Our longing for more feeds the natural obsession to find authentic value through a faulty system involving our own schemes and methods. Although we should be looking to God and His Word to validate our existence, we have, instead, looked to our own ability and human strength to somehow prove our merit. But this striving at importance will prove futile because God has not designed us to find significance through any other means than Himself. Yet the struggle for acceptance continues and the addiction for approval intensifies as we try to fill the void.
So what's up? If we really are so intrinsically valuable and precious, why do we spend so much time trying to improve our self worth? Why are moments of complete self-acceptance so rare and attempts at personal improvement more of the norm? The answer is simple. Our quest for significance is a result of mistaken identity. We have failed to discern, or believe, who we really are and have settled for a self-appraisal with an "as is, scratch and dent" price tag. We are selling ourselves on clearance because we are unable to see that our approval does not come through what we achieve, how much we earn or the amount of accolades we receive from others. Nor are we rejected because we experience difficult personal failures, traumatic childhood events or because we lack certain talents and abilities. Not so!
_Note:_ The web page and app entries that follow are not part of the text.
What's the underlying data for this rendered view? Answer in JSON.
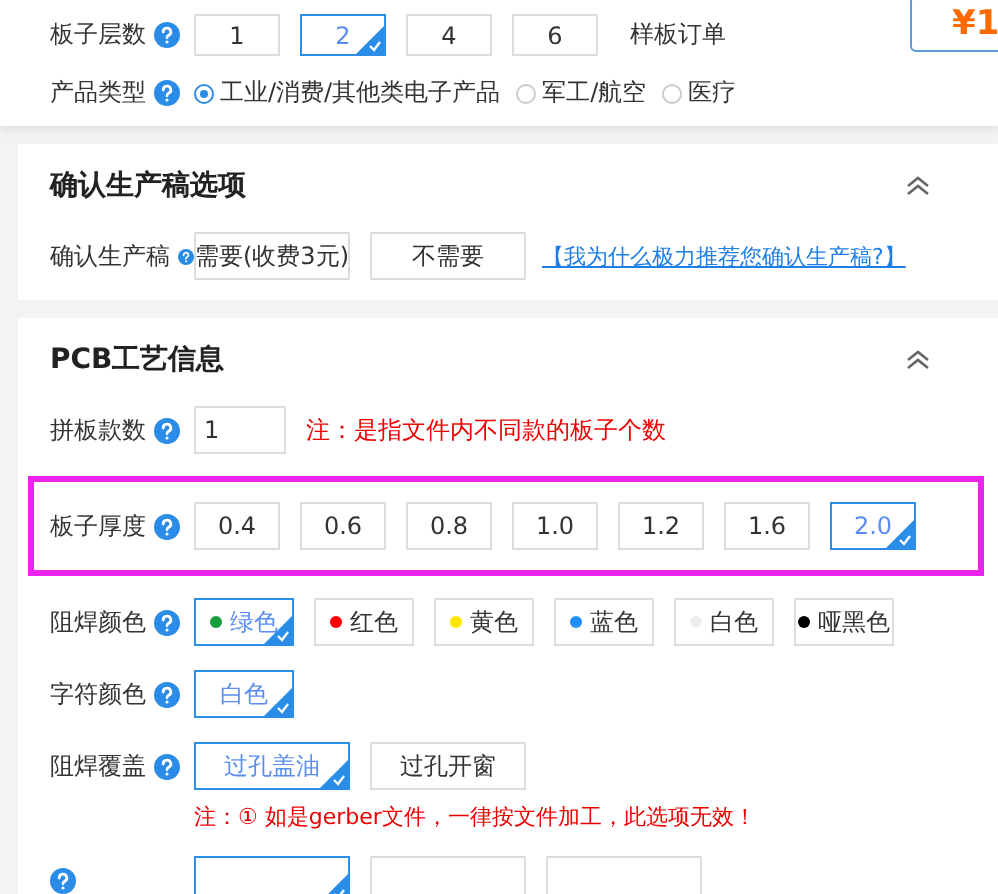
{
  "sections": [
    {
      "rows": [
        {
          "kind": "layer-options",
          "label": "板子层数",
          "help": true,
          "options": [
            {
              "text": "1",
              "selected": false
            },
            {
              "text": "2",
              "selected": true
            },
            {
              "text": "4",
              "selected": false
            },
            {
              "text": "6",
              "selected": false
            }
          ],
          "aside": "样板订单"
        },
        {
          "kind": "radio",
          "label": "产品类型",
          "help": true,
          "options": [
            {
              "text": "工业/消费/其他类电子产品",
              "selected": true
            },
            {
              "text": "军工/航空",
              "selected": false
            },
            {
              "text": "医疗",
              "selected": false
            }
          ]
        }
      ],
      "price": "¥1"
    },
    {
      "title": "确认生产稿选项",
      "expanded": true,
      "rows": [
        {
          "kind": "wide-options",
          "label": "确认生产稿",
          "help": true,
          "options": [
            {
              "text": "需要(收费3元)",
              "selected": false
            },
            {
              "text": "不需要",
              "selected": false
            }
          ],
          "link": "【我为什么极力推荐您确认生产稿?】"
        }
      ]
    },
    {
      "title": "PCB工艺信息",
      "expanded": true,
      "rows": [
        {
          "kind": "input",
          "label": "拼板款数",
          "help": true,
          "value": "1",
          "note": "注：是指文件内不同款的板子个数"
        },
        {
          "kind": "thickness-options",
          "label": "板子厚度",
          "help": true,
          "highlighted": true,
          "options": [
            {
              "text": "0.4",
              "selected": false
            },
            {
              "text": "0.6",
              "selected": false
            },
            {
              "text": "0.8",
              "selected": false
            },
            {
              "text": "1.0",
              "selected": false
            },
            {
              "text": "1.2",
              "selected": false
            },
            {
              "text": "1.6",
              "selected": false
            },
            {
              "text": "2.0",
              "selected": true
            }
          ]
        },
        {
          "kind": "color-options",
          "label": "阻焊颜色",
          "help": true,
          "options": [
            {
              "text": "绿色",
              "selected": true,
              "color": "#13a03c"
            },
            {
              "text": "红色",
              "selected": false,
              "color": "#ff0000"
            },
            {
              "text": "黄色",
              "selected": false,
              "color": "#ffe800"
            },
            {
              "text": "蓝色",
              "selected": false,
              "color": "#1e90ff"
            },
            {
              "text": "白色",
              "selected": false,
              "color": "#eeeeee"
            },
            {
              "text": "哑黑色",
              "selected": false,
              "color": "#000000"
            }
          ]
        },
        {
          "kind": "color-options",
          "label": "字符颜色",
          "help": true,
          "options": [
            {
              "text": "白色",
              "selected": true
            }
          ]
        },
        {
          "kind": "wide-options",
          "label": "阻焊覆盖",
          "help": true,
          "options": [
            {
              "text": "过孔盖油",
              "selected": true
            },
            {
              "text": "过孔开窗",
              "selected": false
            }
          ],
          "note": "注：① 如是gerber文件，一律按文件加工，此选项无效！"
        },
        {
          "kind": "cut",
          "help": true,
          "options": [
            {
              "selected": true
            },
            {
              "selected": false
            },
            {
              "selected": false
            }
          ]
        }
      ]
    }
  ]
}
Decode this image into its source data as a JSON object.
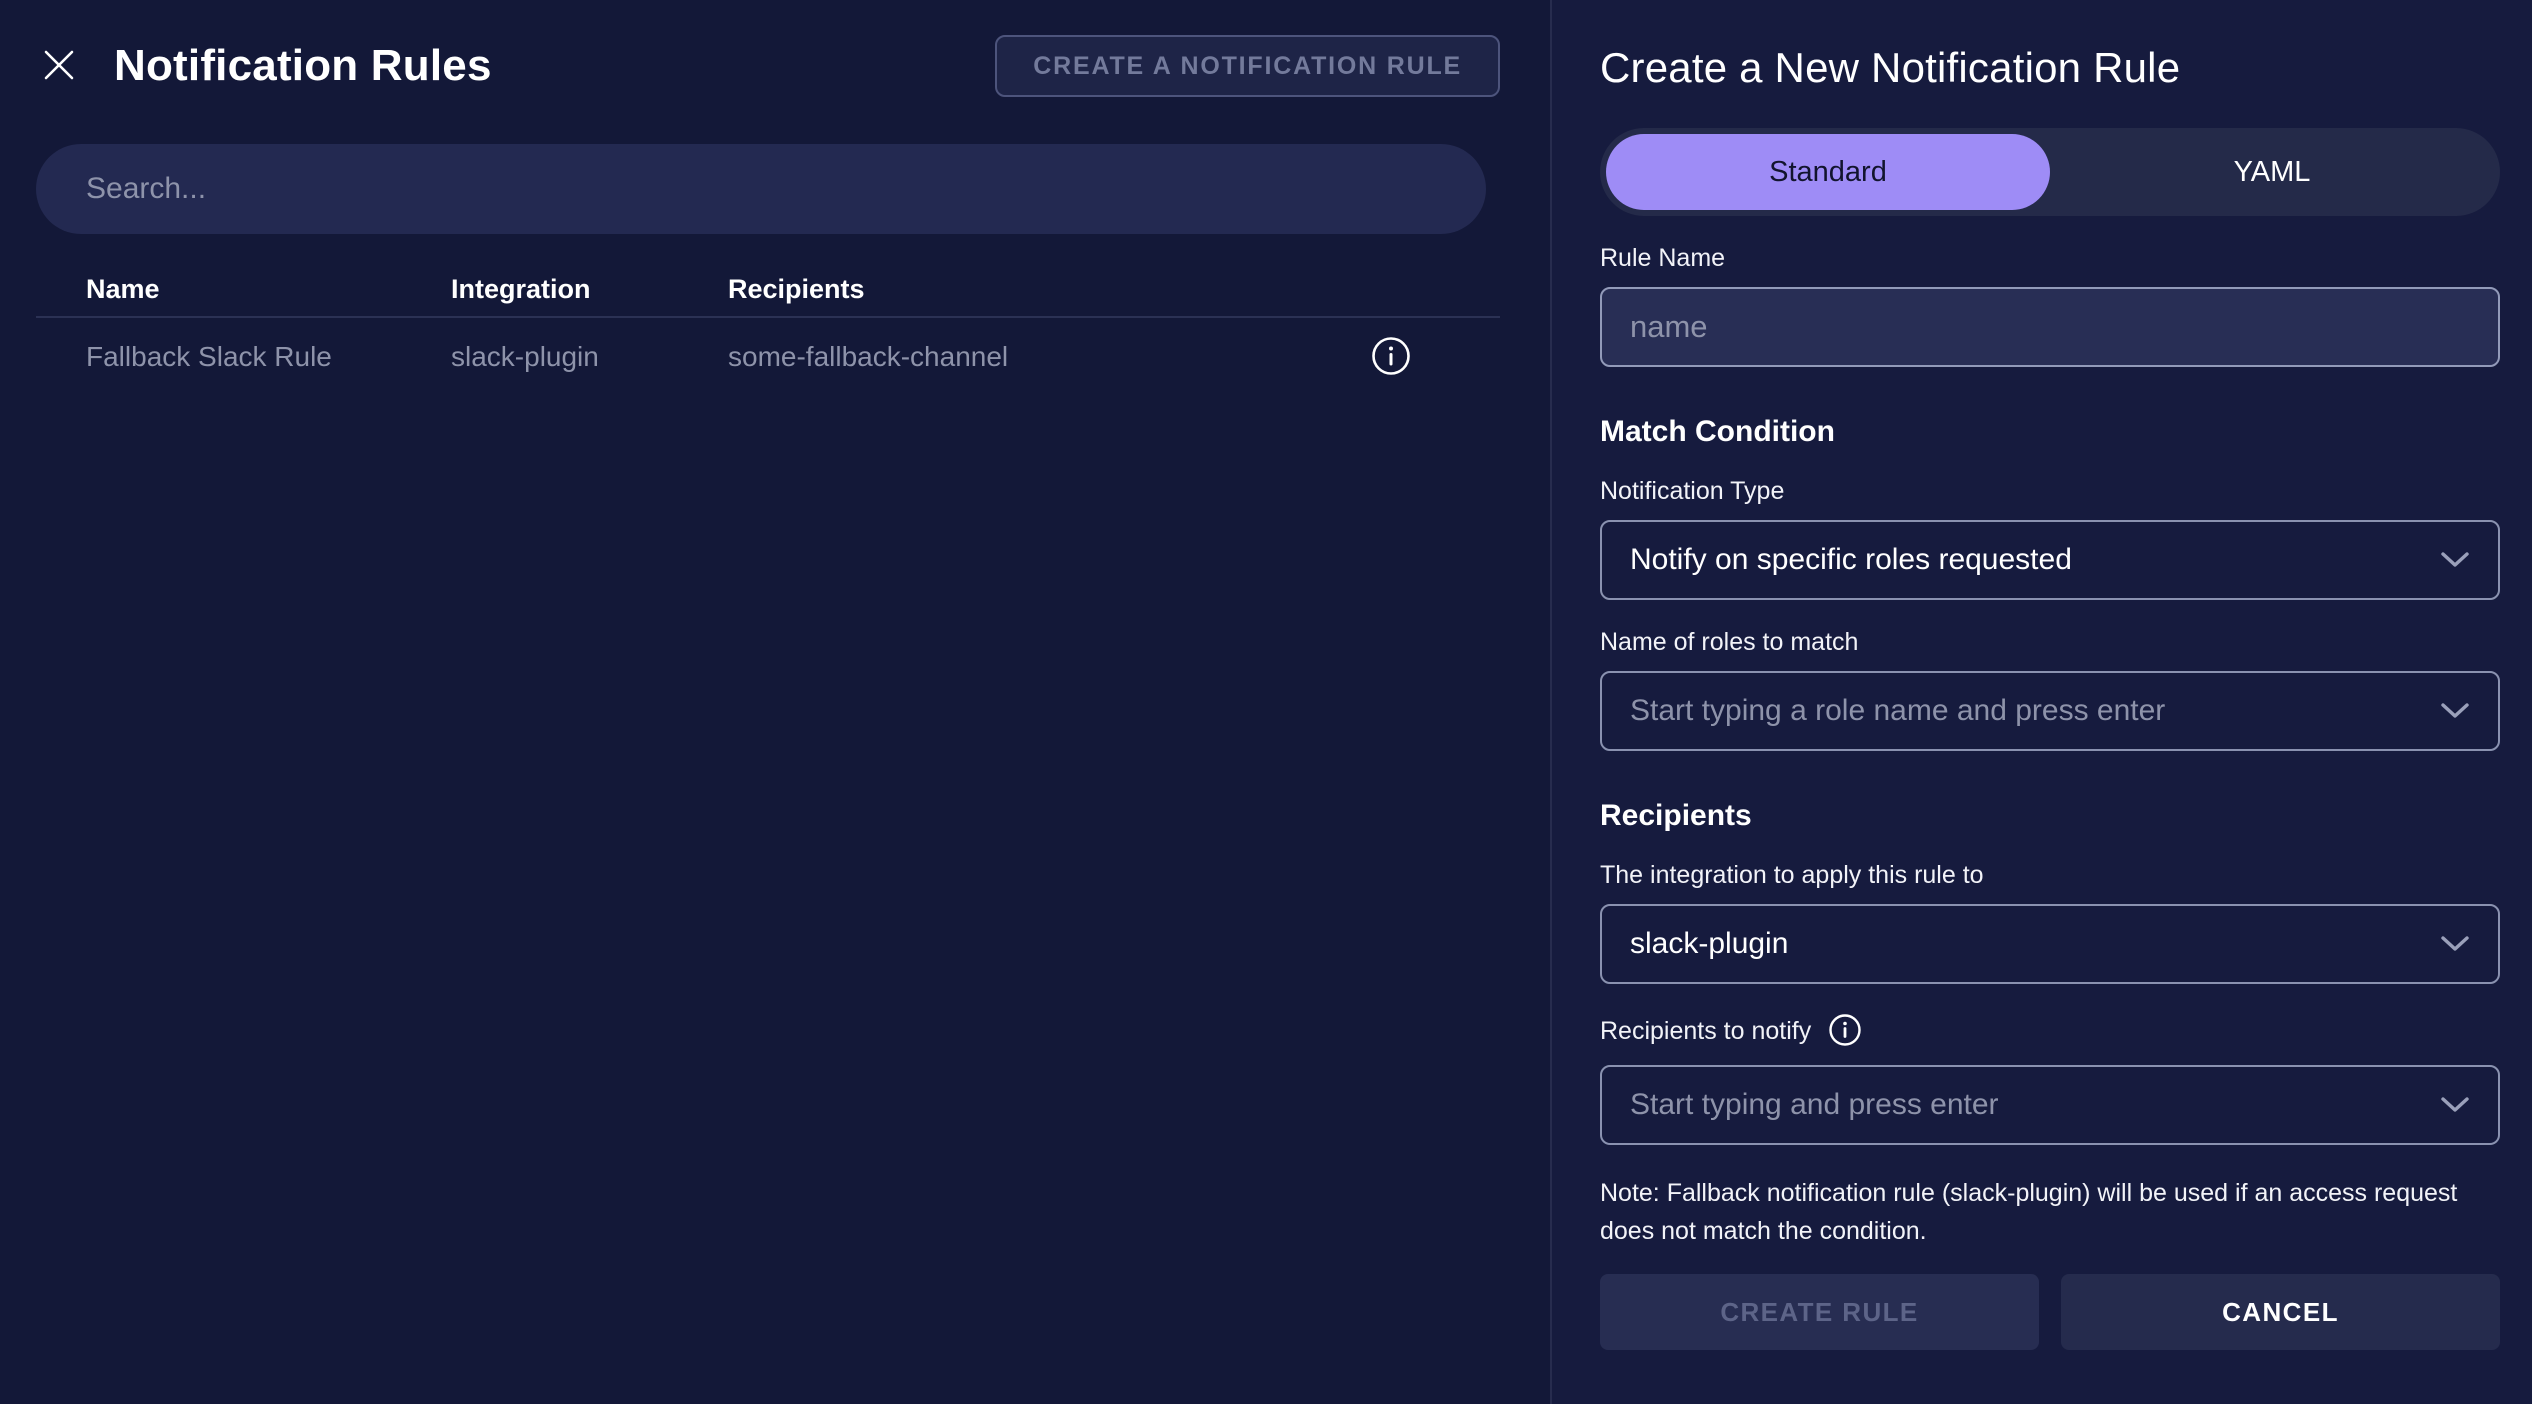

God loves us unconditionally because we are His possession … not only by creation but also by redemption. Although it is true that in ourselves we fail and fall short of God's original purpose for us, the good news is we are not in ourselves. If we have been redeemed by God's Son, Jesus, through the provision made for us on the cross, then we are no longer "in" ourselves, we are "in" Christ.
"Praise be to the God and Father of our Lord Jesus Christ, who has blessed us in heavenly realms with every spiritual blessing in Christ. For He chose us in Him before the creation of the world to be holy and blameless in His sight." (Eph. 1:3-4, emphasis added).
We are His dear children, washed and forgiven by His sacrifice and made blameless and holy in His sight. This truth boldly confronts the subtle deception that has so many people bound. They have become slaves to the approval of others and captive to the drive of selfish ambition, all in an attempt to feel good about themselves. But Christ has set us free from this fruitless endeavor and has given us the right to say with confidence:
I am loveable because of who I am in Christ, not because of what I do.
I do not have to strive to earn my acceptance because God has made me accepted in the beloved.
I am not accepted based on my performance or my ability to get someone to like me.
I do not have to keep up with today's so-called standards of living to be worthwhile or credible.
I can have opinions that differ from others without fear of being disqualified from love because God's love makes me secure in Him. Therefore, I can risk being me.
I am free to explore and develop all the uniqueness of my God-given personality without penalty.
I no longer have to struggle or perform to fill the gnawing void that tells me I am nothing without accomplishments, awards or popularity.
Remember God accepts and loves you not just because He's God but also because He created you, He knows you and He is intimately involved in everything you do. Won't you accept His unconditional love today? read more